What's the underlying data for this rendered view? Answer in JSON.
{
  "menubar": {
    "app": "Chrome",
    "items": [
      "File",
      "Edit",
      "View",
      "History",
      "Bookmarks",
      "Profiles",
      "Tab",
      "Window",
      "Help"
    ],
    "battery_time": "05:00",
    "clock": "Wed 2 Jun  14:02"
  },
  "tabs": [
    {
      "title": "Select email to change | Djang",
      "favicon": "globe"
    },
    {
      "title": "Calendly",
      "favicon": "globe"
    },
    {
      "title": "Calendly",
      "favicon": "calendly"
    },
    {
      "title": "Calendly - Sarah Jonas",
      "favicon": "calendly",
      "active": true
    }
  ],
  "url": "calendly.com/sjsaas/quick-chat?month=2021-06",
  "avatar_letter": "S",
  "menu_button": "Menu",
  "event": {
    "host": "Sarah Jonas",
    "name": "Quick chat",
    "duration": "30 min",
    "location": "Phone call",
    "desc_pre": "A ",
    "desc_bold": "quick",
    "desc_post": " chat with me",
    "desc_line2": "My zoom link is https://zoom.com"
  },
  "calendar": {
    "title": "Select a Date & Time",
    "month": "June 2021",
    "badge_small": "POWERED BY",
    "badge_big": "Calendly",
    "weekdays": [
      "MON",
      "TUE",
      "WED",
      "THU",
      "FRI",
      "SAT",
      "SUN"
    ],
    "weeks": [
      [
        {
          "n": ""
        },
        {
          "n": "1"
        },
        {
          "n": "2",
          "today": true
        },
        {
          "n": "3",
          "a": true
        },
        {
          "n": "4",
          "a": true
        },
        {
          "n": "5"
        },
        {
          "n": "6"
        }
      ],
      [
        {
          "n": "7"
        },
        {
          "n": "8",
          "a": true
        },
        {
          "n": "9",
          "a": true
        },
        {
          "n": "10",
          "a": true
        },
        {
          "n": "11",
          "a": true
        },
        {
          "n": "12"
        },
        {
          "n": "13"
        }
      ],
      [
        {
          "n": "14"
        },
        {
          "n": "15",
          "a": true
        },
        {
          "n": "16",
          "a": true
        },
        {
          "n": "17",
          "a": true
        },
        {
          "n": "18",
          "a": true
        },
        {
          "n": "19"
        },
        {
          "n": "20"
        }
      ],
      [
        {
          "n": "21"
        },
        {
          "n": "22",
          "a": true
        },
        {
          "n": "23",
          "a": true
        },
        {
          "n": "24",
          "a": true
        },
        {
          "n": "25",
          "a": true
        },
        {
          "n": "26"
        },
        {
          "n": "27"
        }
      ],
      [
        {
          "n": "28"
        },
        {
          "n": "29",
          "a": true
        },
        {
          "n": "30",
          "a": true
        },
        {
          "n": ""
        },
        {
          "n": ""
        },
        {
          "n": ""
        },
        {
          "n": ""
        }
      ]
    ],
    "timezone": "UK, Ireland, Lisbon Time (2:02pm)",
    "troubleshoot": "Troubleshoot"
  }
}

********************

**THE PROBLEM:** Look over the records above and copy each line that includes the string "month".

**RESULT OF THE EXERCISE:**
  "url": "calendly.com/sjsaas/quick-chat?month=2021-06",
    "month": "June 2021",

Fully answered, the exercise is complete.